Tom and Huck get into many scrapes. Having accompanied Huck to the graveyard to witness some superstitious ritual, they actually see a grave being robbed. When the robbery goes badly, Dr Robinson is killed by Injun Joe who flees the scene, leaving his accomplice, Muff Porter to take the blame. The boys swear they will not tell. There is a good deal of tension while Porter is in jail and then on trial for a murder he did not commit. In the end, Tom does the right thing and tells the truth. Porter is freed but there is no sign of Injun Joe.

Later on, Huck and Tom go searching for treasure and instead come across Injun Joe and his stash of stolen money. They resolve to find out where he is going to hide his money. While watching Injun Joe, Huck stops an attack on the Widow Douglas and becomes a hero. Meanwhile Tom and Becky get lost on a picnic and end up in a network of caves where they almost dies. During this, Tom is horrified to discover Injun Joe is in the caves with them.

Eventually, Tom finds a way out and as a precautionary measure the caves are sealed up. Tom is horrified and has to confess that he saw Injun Joe in the caves. Twain does not skimp on details that show how horrible his death must have been although there is little sympathy for him as he is a thief and a murderer.

Tom and Huck then sneak back into the caves and find the money which has been stolen. They have enough money to keep them comfortable for the rest of their lives. Huck has also been adopted by the widow and is finding civilisation a little uncomfortable. It is amusing – and I’m sure most young boys would sympathise – to find Huck sleeping in a barn again in his old scruffy clothes.

Twain has been accused of racism and the whole character of Injun Joe makes for slightly uncomfortable reading. Twain lets his characters speak their minds and they are not very open minded when it comest to native Americans. However, this does not mean Twain is racist. Authors are not synonymous with their characters and there is no doubt that characters such as these would have held these attitudes. More concerning is the portrayal of Injun Joe as completely unsympathetic and as Twain does not offer an alternative perspective, the character’s views are never challenged. Although Twain was an ardent supporter of abolition, he didn’t extend this to Native Americans and his views were much harsher. It is hard to know how judgmental to be and it is unfair to judge a man by standards not of his time.

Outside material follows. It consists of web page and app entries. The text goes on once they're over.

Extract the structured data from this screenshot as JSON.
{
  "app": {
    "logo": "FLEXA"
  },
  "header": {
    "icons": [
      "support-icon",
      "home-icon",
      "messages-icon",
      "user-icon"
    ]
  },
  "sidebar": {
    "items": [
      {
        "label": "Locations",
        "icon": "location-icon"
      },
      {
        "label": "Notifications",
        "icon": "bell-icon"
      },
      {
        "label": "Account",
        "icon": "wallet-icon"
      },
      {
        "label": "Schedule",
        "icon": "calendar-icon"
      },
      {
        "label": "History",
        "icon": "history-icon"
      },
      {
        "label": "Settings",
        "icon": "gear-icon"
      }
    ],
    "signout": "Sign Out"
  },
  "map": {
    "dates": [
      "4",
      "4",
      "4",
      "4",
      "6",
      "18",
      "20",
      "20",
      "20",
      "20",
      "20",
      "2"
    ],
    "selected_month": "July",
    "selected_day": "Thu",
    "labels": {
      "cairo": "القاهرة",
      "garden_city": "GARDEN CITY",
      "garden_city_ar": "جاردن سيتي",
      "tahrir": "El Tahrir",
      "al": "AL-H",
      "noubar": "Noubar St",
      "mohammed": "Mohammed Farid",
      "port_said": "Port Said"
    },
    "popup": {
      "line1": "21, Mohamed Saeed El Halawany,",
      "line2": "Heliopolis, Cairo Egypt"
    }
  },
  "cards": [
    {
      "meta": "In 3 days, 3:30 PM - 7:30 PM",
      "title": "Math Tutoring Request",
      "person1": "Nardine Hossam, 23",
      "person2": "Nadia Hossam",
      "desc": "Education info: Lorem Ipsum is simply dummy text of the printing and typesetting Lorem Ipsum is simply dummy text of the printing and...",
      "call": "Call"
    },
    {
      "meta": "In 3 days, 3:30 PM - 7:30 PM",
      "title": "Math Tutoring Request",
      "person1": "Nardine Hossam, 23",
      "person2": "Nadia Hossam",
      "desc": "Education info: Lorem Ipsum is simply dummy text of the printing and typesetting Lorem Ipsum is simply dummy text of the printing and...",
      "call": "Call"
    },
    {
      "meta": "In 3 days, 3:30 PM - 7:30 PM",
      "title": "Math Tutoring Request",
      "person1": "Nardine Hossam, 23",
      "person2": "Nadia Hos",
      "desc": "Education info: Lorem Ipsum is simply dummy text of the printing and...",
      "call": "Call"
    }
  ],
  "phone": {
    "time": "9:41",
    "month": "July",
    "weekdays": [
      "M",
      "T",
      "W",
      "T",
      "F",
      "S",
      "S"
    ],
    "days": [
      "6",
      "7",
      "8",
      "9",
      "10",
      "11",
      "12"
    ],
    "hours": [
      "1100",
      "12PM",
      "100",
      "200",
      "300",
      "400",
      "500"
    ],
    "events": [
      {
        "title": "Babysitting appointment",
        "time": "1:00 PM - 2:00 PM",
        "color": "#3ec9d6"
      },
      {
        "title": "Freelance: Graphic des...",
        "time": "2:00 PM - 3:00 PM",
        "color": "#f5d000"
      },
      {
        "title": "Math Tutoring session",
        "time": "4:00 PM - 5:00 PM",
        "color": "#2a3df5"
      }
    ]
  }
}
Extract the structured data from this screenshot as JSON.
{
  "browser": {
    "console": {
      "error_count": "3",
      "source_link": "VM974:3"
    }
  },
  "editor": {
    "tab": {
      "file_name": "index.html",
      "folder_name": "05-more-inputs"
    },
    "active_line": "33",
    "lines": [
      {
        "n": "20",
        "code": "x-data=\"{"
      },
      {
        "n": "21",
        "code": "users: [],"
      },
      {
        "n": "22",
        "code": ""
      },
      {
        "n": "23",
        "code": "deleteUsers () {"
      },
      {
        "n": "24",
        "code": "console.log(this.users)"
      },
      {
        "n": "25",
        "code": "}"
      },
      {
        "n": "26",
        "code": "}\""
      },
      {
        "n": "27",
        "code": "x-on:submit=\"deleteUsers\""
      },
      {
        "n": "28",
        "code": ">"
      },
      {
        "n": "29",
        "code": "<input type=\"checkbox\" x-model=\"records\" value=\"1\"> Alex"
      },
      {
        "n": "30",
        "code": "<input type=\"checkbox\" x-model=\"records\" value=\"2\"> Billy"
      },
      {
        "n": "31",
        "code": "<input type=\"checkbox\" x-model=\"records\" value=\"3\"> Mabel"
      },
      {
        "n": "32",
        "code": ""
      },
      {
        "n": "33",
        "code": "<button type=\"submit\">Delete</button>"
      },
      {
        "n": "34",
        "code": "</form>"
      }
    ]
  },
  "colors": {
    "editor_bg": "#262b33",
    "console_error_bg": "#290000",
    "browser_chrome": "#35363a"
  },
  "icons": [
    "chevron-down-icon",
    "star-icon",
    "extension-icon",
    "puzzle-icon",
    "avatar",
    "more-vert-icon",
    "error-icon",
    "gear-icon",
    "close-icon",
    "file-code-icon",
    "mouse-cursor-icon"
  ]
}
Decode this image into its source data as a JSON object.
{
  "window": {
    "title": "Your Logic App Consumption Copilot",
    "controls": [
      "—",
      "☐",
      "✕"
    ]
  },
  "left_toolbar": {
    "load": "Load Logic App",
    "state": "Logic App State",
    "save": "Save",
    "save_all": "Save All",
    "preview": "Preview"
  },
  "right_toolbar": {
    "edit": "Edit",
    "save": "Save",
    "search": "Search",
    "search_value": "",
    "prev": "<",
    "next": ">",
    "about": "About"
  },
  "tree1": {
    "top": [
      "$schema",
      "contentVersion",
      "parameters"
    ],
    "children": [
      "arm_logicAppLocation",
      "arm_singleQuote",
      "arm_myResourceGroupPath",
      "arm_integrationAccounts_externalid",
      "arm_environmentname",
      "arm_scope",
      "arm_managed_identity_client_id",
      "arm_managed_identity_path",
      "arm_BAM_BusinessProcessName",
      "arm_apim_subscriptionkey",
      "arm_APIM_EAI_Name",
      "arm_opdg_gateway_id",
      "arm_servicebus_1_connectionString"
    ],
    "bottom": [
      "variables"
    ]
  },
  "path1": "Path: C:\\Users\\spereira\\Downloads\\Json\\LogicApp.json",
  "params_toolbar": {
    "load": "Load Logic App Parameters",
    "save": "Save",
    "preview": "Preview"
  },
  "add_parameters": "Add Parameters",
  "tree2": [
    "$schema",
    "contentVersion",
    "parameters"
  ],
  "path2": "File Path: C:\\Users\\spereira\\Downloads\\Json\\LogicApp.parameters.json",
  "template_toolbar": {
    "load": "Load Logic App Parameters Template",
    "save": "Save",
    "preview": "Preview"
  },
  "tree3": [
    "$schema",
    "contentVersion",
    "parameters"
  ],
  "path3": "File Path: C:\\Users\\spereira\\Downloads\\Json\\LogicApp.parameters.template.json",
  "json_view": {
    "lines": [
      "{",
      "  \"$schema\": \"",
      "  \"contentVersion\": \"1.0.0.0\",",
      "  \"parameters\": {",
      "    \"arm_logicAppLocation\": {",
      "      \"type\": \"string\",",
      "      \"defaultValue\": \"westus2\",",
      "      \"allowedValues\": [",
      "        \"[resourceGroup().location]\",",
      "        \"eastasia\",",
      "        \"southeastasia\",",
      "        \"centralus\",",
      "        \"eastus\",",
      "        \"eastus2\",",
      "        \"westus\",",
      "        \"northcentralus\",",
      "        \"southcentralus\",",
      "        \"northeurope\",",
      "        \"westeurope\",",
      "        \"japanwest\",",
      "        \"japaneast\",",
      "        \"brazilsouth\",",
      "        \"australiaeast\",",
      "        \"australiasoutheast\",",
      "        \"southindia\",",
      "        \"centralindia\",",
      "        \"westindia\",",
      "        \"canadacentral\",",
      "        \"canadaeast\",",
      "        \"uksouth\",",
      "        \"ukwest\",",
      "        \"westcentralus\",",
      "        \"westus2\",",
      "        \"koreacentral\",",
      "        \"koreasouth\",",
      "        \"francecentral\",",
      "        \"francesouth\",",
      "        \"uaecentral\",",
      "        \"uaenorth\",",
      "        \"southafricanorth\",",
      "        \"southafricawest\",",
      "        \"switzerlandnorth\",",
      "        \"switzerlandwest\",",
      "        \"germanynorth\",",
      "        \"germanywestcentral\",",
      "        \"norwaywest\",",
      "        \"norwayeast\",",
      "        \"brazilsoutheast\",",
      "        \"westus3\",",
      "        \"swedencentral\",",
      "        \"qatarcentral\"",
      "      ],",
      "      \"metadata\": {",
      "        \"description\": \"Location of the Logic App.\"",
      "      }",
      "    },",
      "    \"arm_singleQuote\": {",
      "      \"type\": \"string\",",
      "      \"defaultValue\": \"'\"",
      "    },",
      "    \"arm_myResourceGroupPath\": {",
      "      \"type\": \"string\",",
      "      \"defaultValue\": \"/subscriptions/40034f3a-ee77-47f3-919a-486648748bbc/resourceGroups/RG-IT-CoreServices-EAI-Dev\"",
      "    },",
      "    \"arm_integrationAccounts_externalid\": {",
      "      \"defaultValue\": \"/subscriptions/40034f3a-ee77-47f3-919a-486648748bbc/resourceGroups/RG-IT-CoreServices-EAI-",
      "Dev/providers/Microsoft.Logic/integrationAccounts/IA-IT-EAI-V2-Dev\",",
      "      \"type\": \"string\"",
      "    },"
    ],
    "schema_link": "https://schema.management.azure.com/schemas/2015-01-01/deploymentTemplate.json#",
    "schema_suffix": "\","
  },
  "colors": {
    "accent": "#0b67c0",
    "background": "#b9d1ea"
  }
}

However, if he could see that Blacks should have equality, then it seems strange that he could not extend this to the Native Americans.  It certainly makes the book less enjoyable.